Assignment:
Look through the records and copy each line that has "title" in it.

Input data:
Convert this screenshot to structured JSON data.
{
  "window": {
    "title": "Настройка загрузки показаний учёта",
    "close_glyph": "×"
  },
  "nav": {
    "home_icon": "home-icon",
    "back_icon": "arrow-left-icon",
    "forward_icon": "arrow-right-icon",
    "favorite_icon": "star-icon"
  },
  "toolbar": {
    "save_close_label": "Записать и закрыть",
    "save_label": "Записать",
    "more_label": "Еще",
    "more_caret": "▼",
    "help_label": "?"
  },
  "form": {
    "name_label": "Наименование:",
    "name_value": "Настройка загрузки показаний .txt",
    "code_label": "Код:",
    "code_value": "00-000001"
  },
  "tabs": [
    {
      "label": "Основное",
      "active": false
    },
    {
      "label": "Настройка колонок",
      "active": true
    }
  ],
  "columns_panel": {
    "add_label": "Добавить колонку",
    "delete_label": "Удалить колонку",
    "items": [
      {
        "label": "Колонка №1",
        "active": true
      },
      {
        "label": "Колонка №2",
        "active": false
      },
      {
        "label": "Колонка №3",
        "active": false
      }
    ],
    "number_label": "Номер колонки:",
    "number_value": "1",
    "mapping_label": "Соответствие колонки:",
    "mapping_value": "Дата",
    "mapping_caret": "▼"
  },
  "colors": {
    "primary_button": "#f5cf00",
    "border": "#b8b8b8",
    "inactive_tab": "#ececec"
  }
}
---
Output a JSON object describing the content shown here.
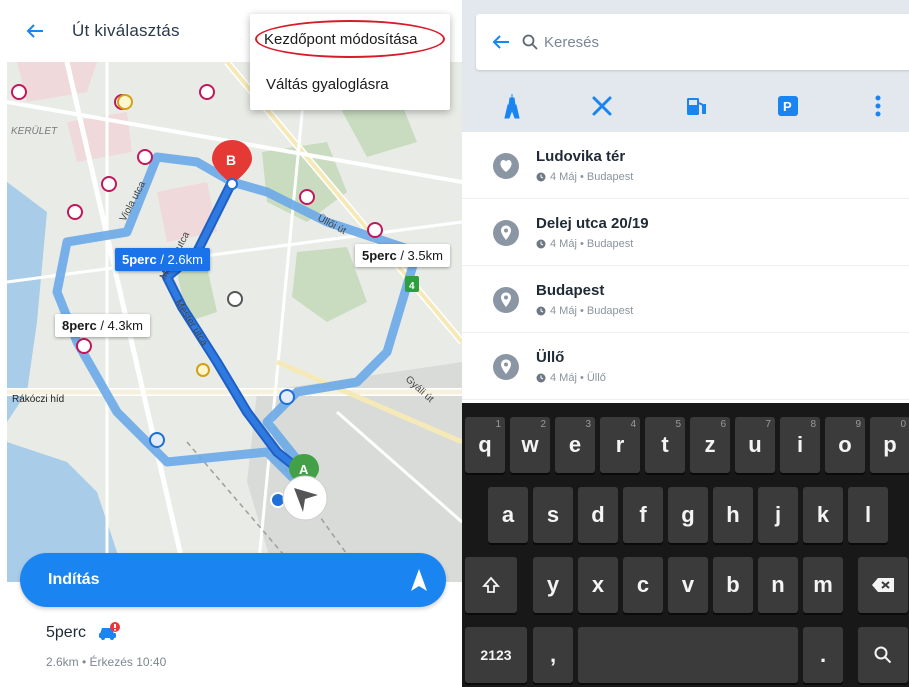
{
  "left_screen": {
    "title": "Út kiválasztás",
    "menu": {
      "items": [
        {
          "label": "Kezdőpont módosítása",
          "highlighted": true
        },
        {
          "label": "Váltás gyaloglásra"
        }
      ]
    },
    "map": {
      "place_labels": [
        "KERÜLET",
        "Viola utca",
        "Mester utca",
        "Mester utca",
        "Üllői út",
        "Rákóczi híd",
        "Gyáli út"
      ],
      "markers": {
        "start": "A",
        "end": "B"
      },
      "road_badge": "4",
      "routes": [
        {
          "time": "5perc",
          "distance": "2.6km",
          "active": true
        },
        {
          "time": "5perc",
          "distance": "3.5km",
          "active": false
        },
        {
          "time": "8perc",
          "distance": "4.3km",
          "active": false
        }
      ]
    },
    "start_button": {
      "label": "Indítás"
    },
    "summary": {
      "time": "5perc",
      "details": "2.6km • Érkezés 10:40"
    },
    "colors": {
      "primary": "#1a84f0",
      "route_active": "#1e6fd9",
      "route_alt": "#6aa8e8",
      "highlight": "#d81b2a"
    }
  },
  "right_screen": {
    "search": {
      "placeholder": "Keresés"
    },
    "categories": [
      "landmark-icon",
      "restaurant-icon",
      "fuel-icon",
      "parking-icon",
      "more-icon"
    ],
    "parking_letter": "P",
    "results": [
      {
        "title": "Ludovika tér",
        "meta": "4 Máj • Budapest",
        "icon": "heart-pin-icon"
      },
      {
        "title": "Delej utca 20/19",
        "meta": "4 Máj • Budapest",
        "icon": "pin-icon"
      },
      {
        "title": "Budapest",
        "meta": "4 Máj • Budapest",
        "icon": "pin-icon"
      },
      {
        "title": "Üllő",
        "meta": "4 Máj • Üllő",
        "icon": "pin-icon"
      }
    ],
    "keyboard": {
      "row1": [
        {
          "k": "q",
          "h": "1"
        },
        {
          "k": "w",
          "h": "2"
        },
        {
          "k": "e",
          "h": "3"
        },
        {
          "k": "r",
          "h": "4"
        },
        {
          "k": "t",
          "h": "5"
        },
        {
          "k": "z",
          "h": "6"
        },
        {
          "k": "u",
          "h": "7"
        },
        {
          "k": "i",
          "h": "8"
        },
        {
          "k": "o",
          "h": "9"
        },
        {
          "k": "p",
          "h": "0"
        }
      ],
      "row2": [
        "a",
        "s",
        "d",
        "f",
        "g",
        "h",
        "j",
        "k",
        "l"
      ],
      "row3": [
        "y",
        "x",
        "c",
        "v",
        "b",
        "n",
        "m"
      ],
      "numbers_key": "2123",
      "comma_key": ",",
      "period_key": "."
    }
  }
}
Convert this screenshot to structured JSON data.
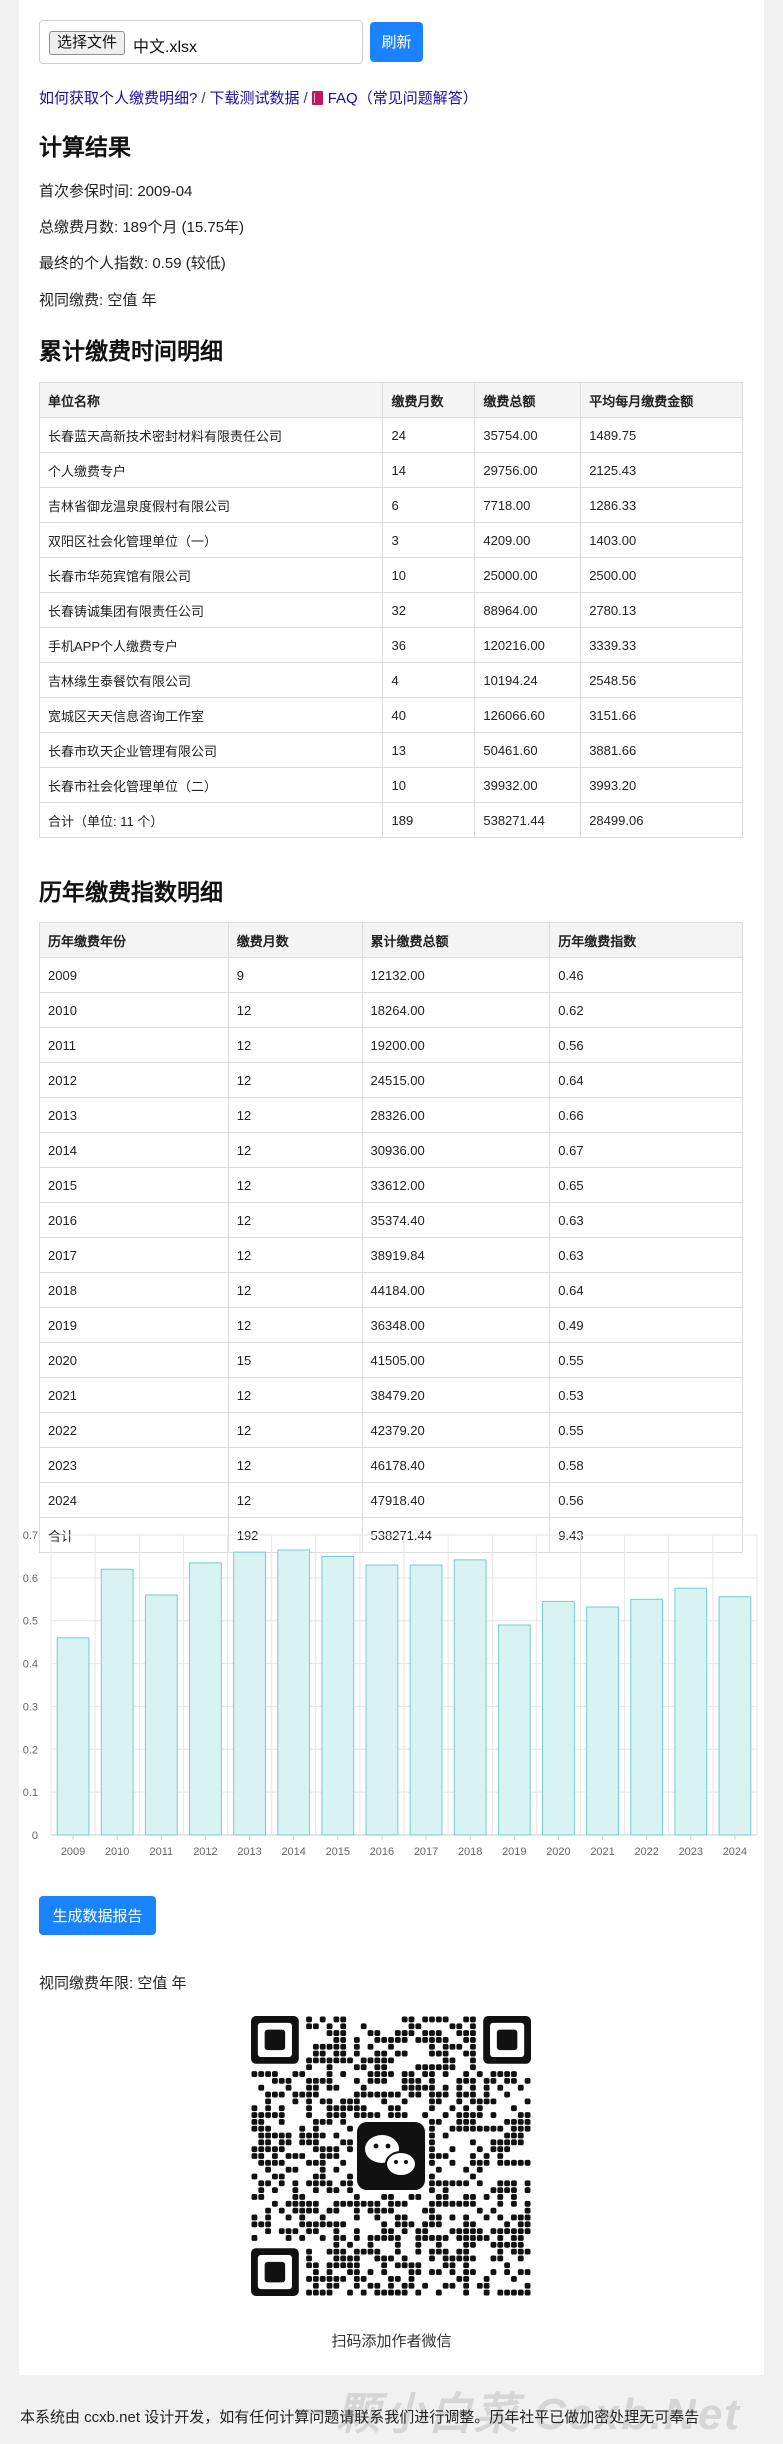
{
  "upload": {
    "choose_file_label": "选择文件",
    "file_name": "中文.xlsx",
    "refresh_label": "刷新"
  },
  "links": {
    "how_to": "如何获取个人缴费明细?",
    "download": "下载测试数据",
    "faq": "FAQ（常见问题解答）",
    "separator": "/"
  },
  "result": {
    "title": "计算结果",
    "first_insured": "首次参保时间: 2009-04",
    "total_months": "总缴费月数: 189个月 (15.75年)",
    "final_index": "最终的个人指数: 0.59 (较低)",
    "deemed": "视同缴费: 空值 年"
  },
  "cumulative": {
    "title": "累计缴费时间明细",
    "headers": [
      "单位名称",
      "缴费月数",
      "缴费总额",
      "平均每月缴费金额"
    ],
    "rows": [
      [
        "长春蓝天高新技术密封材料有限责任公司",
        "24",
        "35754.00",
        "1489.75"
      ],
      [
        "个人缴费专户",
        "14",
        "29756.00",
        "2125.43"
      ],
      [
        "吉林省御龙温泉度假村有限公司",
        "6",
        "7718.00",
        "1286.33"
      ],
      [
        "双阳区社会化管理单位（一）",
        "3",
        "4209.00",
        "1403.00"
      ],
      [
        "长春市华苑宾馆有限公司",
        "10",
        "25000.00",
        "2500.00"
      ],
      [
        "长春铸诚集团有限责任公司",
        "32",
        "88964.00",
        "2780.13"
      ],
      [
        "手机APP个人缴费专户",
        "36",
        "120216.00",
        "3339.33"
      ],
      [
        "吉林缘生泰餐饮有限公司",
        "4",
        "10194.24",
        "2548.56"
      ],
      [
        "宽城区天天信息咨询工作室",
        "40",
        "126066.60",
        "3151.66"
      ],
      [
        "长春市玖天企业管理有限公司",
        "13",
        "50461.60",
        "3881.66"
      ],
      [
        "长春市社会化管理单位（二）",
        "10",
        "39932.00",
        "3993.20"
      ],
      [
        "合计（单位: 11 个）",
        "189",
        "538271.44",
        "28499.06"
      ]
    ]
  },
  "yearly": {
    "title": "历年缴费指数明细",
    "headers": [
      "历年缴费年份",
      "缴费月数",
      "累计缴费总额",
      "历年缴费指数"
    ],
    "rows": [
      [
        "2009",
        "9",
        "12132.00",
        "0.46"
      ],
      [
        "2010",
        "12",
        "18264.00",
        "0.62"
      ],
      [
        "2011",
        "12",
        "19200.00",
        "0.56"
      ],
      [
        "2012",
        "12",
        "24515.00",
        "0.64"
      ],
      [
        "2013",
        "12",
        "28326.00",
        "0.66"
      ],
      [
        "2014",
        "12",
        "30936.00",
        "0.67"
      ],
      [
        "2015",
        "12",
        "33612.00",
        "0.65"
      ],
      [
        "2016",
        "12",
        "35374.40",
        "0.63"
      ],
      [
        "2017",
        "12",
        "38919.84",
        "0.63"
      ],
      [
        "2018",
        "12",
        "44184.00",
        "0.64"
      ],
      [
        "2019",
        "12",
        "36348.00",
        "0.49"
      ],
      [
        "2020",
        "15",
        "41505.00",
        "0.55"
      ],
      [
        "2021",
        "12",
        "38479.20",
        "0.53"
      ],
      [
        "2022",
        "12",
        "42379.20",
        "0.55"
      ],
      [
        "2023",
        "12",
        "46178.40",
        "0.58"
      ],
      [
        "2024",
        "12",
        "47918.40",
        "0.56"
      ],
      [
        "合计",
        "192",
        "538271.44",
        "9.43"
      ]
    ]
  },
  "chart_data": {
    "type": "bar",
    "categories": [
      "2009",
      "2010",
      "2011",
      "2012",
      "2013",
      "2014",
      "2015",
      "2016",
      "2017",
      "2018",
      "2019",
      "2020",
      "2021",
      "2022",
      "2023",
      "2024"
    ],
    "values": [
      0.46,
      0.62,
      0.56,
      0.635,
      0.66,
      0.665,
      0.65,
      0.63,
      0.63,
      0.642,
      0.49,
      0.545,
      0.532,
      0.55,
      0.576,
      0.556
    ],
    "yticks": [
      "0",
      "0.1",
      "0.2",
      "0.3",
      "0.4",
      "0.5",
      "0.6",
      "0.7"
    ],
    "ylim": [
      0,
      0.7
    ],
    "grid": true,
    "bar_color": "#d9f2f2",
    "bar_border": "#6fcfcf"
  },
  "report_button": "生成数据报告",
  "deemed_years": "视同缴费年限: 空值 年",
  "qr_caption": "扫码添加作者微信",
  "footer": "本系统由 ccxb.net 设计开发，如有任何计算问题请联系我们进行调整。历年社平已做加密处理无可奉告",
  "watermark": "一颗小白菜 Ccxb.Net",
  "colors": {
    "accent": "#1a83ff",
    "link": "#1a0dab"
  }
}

Exercise result:
    "title": "Настройка загрузки показаний учёта",
    "title": "Út kiválasztás",
        "title": "Ludovika tér",
        "title": "Delej utca 20/19",
        "title": "Budapest",
        "title": "Üllő",
    "title": "计算结果",
    "title": "累计缴费时间明细",
    "title": "历年缴费指数明细",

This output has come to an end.